I just didn't feel like it that morning. I didn't want to feed a bird, look at a bird, clean a cage, hear any incessant chirping or listen to anyone whistle the theme from "Andy Griffith" yet another time. I was over it. I'd hit the wall. I was done. I'd had it.
It was one of those mornings where I had declared to Parker and Pepper, "Okay, that's it. It's toast for everyone!" I would then toast some whole grain bread, spread peanut butter sprinkled with a fresh, fine ground veggie mix on it and slap it into the bowls mounted on their play stands. My birds love these mornings because they love toast. They pick up the piece of toast in their feet while they delicately and joyfully crunch away. It is truly hilarious to watch. Then I would feel guilty because I was a lazy caregiver. To me, if they were human, it would have been like handing them one of those microwave breakfast sandwiches to your kid. (Oh my God! They didn't get their broccoli! No flax seed oil! I forgot about their calcium supplement! I am a horrible person!)
I'm thinking to myself, "What have I done?" I never used to worry about who would take care of things when I was gone. I could work a trip at my job as a Flight Attendant, come back 3 days later and not worry or even care if the place burned down. My electrical bill is sky high in the summer because I have to run the air conditioning all the time just for the birds. Before I got my African Greys, I used to just turn the thing off when I left. No more.
I am constantly chopping up vegetables, cleaning up bird crap, showering them and doing laundry. I'm training parrots, reading about parrots, writing about them, cleaning their cages, feeding them, and sweeping up after them. Website surfing consists of surfing for articles about parrot training, behavior, and looking for the perfect toy.
I'm struggling to even pay my bills not because of money but because I forget to sit down and pay them. I worry about spending enough time with Pepper, my relinquished older Grey to get her better socialized while worrying that this time devoted to Pepper is neglectful to Parker, my first Grey. I'm concerned when they don't eat all their vegetables. Clearly, I'm an idiot. I worry about the hideous diet Pepper was on and I'm having trouble with transferring her over to fresh food. I worry if I'm ever going to get all of this right. I concern myself with whether I should audit that positive reinforcement training class to make sure I really know the material I learned the first time around.
I only have 2 birds and I feel overwhelmed. I keep wondering how my friends who run and work at adoption and rescue organizations manage to get anything done. How in God's name do my friends who work at parrot rescue organizations manage? How do Ann Brooks or Vicky Clem of the Phoenix Landing Foundation make it through the day? Where do Leigh Matejka and Susan Kray at the Cleveland Parrot Education and Adoption Center find the moxie to get up every damned day and handle such challenges with about a million more birds than I do? Why am I such a wimp?
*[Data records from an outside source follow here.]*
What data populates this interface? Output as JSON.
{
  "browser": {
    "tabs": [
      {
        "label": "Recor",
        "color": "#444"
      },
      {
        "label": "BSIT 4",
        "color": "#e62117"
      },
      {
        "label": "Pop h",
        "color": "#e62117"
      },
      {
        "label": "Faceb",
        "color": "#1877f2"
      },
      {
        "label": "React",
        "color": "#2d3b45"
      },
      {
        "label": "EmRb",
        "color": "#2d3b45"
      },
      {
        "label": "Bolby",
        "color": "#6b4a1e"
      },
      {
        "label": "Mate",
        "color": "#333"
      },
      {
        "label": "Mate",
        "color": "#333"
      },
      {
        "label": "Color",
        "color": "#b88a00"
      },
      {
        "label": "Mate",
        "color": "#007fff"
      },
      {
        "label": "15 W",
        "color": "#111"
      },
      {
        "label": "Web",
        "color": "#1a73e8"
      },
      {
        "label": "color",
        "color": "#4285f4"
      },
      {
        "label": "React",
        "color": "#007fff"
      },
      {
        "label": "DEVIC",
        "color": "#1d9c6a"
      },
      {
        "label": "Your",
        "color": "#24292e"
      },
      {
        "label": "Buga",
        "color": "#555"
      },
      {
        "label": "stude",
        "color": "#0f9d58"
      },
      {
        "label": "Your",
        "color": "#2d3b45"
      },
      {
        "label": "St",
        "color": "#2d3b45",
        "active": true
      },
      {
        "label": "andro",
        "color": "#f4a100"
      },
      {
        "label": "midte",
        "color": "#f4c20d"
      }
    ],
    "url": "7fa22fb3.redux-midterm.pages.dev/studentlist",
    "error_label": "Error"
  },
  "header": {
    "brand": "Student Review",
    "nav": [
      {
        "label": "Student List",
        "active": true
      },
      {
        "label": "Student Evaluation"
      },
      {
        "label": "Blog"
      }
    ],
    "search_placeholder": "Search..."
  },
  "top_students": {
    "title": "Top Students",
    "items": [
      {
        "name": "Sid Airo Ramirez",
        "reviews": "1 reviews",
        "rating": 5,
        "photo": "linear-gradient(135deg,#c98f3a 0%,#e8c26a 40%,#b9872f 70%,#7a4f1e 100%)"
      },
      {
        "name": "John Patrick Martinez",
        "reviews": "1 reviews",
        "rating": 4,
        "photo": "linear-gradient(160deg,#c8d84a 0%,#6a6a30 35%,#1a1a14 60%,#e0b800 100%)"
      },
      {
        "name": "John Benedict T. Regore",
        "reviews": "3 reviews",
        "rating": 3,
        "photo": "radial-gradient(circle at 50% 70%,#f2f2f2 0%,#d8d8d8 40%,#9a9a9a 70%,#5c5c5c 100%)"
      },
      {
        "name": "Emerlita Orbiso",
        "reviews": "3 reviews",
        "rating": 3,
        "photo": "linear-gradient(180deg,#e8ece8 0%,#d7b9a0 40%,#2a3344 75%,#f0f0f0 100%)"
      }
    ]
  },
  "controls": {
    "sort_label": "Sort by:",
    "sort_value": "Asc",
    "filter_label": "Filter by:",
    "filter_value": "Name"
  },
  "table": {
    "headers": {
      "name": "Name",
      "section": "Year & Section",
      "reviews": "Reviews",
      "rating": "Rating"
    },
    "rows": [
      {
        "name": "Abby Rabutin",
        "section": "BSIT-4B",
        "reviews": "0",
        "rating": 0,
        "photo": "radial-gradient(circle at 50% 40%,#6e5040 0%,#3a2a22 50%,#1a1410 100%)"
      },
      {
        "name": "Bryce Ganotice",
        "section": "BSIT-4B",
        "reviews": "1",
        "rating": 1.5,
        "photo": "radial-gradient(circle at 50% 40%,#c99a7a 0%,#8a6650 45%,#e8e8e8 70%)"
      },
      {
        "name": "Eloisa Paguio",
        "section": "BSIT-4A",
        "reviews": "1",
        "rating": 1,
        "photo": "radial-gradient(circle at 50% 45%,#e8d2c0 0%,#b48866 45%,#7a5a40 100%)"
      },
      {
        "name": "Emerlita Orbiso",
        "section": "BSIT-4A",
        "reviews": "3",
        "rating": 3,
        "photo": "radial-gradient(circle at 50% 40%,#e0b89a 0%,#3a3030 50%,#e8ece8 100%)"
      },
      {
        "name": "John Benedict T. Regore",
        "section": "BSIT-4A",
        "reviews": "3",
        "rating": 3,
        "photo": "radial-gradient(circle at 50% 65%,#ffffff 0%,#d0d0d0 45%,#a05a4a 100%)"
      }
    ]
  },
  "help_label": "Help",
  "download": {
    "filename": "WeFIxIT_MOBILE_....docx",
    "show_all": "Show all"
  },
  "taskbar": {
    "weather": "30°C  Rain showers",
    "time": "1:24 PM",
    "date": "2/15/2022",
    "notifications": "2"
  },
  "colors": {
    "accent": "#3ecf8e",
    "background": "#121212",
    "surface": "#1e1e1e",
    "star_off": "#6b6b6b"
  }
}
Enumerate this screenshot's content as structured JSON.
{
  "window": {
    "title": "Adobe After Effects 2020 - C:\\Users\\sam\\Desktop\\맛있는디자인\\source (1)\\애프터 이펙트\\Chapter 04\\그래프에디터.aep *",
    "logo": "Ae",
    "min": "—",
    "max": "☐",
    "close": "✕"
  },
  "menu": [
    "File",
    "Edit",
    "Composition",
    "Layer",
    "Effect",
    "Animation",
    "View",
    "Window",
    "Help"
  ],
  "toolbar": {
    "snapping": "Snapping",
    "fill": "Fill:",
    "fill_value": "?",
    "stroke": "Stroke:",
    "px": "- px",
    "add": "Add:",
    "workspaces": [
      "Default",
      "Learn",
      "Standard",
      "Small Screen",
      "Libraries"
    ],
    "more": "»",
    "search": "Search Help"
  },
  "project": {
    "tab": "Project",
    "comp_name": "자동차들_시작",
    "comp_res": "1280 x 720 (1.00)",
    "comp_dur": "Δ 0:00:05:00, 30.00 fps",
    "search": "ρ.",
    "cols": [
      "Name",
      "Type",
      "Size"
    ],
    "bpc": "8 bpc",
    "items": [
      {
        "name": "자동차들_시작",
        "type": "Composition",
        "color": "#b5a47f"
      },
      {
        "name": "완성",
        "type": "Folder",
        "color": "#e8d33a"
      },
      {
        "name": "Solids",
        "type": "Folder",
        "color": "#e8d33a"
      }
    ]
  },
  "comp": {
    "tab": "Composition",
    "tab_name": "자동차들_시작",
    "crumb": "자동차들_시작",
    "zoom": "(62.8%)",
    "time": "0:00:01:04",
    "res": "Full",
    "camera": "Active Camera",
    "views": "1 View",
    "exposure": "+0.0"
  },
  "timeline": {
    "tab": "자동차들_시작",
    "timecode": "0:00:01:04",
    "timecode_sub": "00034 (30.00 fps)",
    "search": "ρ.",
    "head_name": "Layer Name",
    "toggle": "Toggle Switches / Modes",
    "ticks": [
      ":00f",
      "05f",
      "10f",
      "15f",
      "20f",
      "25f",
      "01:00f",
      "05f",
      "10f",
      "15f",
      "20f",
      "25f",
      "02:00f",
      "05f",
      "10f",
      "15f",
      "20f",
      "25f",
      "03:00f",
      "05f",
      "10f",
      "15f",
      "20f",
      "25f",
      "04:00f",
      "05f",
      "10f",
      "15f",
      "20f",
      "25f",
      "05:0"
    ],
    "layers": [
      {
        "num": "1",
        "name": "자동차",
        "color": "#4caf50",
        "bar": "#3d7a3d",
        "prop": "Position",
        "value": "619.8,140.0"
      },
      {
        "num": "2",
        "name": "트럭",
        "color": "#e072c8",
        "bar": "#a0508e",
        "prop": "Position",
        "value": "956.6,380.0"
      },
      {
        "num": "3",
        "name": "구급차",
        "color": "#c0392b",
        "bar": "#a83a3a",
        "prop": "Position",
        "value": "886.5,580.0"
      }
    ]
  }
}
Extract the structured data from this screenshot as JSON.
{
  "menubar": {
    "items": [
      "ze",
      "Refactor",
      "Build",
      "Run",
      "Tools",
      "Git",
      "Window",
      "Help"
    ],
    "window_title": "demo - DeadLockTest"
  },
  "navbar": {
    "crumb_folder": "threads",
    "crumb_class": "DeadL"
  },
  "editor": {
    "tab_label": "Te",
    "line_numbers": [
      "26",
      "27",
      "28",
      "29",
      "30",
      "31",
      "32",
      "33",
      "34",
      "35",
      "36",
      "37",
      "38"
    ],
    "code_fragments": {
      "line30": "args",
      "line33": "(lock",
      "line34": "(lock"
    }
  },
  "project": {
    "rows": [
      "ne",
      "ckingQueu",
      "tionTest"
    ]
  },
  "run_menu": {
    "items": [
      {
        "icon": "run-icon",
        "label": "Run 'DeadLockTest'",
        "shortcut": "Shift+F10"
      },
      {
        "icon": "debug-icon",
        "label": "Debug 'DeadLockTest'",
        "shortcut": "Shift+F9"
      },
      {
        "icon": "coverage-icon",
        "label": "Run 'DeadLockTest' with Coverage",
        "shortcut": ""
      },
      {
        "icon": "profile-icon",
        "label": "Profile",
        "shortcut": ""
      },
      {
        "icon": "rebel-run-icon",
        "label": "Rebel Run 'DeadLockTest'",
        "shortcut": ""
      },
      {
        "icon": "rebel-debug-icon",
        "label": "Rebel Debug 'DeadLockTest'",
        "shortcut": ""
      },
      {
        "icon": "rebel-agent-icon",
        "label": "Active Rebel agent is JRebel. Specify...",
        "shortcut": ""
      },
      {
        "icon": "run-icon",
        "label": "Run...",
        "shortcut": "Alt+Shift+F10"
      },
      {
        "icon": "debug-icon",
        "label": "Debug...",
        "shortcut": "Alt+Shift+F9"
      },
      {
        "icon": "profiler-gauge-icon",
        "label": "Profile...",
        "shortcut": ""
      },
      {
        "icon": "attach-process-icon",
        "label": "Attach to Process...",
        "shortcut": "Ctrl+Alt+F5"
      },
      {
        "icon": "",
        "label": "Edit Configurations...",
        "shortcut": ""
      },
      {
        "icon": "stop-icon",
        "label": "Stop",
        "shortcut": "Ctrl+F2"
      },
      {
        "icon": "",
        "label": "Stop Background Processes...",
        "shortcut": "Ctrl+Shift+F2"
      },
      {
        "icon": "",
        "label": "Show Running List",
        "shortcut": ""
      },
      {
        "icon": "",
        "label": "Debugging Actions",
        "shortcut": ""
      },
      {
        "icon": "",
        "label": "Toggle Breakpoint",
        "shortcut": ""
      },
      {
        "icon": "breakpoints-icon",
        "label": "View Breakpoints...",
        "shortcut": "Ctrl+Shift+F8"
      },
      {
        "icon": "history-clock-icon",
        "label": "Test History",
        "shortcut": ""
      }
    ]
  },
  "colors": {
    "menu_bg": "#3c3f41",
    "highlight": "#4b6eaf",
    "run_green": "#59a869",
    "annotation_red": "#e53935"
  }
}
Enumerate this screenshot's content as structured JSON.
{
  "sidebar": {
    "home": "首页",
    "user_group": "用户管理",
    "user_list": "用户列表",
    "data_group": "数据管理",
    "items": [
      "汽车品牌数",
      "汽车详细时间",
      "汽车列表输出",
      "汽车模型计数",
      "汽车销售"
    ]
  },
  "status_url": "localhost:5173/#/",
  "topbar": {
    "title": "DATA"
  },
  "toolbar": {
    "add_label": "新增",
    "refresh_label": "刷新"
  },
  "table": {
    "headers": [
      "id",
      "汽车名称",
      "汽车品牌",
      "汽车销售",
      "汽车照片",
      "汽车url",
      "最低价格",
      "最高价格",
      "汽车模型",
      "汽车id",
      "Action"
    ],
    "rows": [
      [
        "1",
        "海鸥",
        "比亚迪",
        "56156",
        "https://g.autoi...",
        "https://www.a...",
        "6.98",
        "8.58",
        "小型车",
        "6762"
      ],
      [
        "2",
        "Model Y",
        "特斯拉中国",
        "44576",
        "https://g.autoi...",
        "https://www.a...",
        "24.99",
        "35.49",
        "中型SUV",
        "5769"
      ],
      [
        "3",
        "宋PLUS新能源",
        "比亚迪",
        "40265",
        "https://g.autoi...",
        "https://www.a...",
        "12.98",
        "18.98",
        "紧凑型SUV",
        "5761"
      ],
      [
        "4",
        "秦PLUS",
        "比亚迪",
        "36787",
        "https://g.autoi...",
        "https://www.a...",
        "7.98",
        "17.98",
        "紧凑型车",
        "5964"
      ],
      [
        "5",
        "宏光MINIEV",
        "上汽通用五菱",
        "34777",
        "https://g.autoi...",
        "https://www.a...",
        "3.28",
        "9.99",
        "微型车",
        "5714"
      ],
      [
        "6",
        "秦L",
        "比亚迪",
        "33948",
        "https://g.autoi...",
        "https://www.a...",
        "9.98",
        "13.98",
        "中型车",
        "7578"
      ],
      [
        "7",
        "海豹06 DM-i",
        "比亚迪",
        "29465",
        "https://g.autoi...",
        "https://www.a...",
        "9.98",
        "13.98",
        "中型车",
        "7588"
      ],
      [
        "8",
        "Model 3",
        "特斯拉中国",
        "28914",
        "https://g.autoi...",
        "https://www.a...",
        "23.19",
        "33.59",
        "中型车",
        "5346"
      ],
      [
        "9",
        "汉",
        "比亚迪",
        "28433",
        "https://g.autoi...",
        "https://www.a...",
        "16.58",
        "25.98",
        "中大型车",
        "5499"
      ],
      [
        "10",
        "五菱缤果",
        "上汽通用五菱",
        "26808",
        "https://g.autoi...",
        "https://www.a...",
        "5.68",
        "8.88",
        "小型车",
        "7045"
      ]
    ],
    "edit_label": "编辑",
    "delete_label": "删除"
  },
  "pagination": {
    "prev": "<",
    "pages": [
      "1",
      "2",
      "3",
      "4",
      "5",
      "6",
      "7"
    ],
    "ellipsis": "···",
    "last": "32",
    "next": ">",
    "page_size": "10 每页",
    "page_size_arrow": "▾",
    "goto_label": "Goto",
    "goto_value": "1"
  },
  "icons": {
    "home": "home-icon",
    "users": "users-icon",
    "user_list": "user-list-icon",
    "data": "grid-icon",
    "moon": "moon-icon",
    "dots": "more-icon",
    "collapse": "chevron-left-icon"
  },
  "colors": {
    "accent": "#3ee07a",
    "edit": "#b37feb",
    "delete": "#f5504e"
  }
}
A few months back, I flew up to Washington to pick up some Cockatiels from Vicky Clem who works with Phoenix Landing. I had found homes for them down here in Florida and I had flown up to bring them back to their new home. The birds were being fostered at a senior citizen's home and after picking them up, we went back to Vicky's house. If I remember correctly, she had 29 parrots living in her home, along with 2 dogs, 2 kids and some hamsters. I couldn't believe it. I was in awe as I watched her whiz around the kitchen and take care of things like this was nothing. The phone was ringing, dogs were barking, parrots were squawking, kids running in and out of the house, and she's happily slamming something into the oven for her children's dinner while yakking on the phone with a couple of Phoenix Landing volunteers and making reservations for us to go out to dinner. I just stood back out of the way, petting Topaz the Cockatoo while watching in absolute amazement.
That morning, I sat on the couch and looked at the birds while Parker and Pepper happily crunched away at their toast. I watched Parker fling the rest of his toast over the side of his stand onto the carpeting, (which of course lands peanut butter-side down) and climb down to the edge of the stand. He hovers, squats and then craps on the toast like he was a B52 Bomber making a bulls eye hit. Looking up at me, he proudly announces "Parker!"
As I got up to retrieve the heavy artillery cleaner from the kitchen for the carpeting, (I haven't gotten around to installing wood or tile, but at this point I'd be willing to strip it down to the cement...) I think about Leah, Susan, Ann, Vicky, and all the other people I've met that have endless energy, boundless ambition and the hearts of eagles. They would laugh like Hyenas at me for feeling this way. They would think the way I'm looking at things this morning is a waste of time and if I want to get over it and move on, I should do something about it.
Sharing your home with a parrot is a never-ending cycle of cleaning, feeding, training, and preparing food. They don't move out when they are 18. They can't take care of themselves. They depend on you, and that can sometimes become frustrating and overwhelming. That was the way I was feeling that morning. After a while I got over it and moved on like I usually do. I realized that sometimes life gets to you. You want to have birds in your life, but it gets to be a bit much at times. Get up, get out, get on and get over it. The feeling will pass just like it did for me that morning. I realized that the carpeting didn't care if it got crapped yet again, and to be honest, at this point I didn't really care either. What mattered most was the big picture.
Edna St. Vincent Millay once said: "It's not true that life is one damn thing after another; it's one damn thing over and over."
I get more happiness from having those two birds in my life than having a clean carpet. The carpet doesn't give a damn about me, but Parker and Pepper care very much about me and demonstrate that to me every day. If my big problem at the moment was the daily tedium of taking care of my beautiful companions, then I was indeed a very lucky woman.
Don't let that, "I've got the blues" moment get to you. It will pass. And if it's one of "those" mornings, just remember: there's always toast.
Patricia Sund is a Columnist for "Bird Talk" Magazine and has a popular Blog called "Parrot Nation," where she writes about life, birds, and her adventures in the world of Aviculture, including volunteering as a Keeper at the Cincinnati Zoo. She has written for Phoenix Landing's "Phoenix Beakin'", "The Alamo Exhibition Bird Club," the AFA "Watch Bird,"as well as for the Rocky Mountain Society of Aviculture. She has written internally for American Airlines as well as having written, directed and produced a play called: "Loves People-Loves to Travel."
Patricia has completed Dr. Susan Friedman's online course: "LLP: Living & Learning with Parrots," and both Beginning and Advanced Levels of the "Natural Encounters" Companion Parrot Training Seminars.
Patricia Lives in Hollywood, Florida with her two Hoodlum African Grey Parrots, Parker and Pepper and her parrot-poop dodging, rescued ShihTzu: Mattie.
When asked why she has parrots in her life, she always responds the same way: "I've been a Flight Attendant for almost 23 years; I guess I'm used to serving food, repeating myself, cleaning up crap and getting hollered at."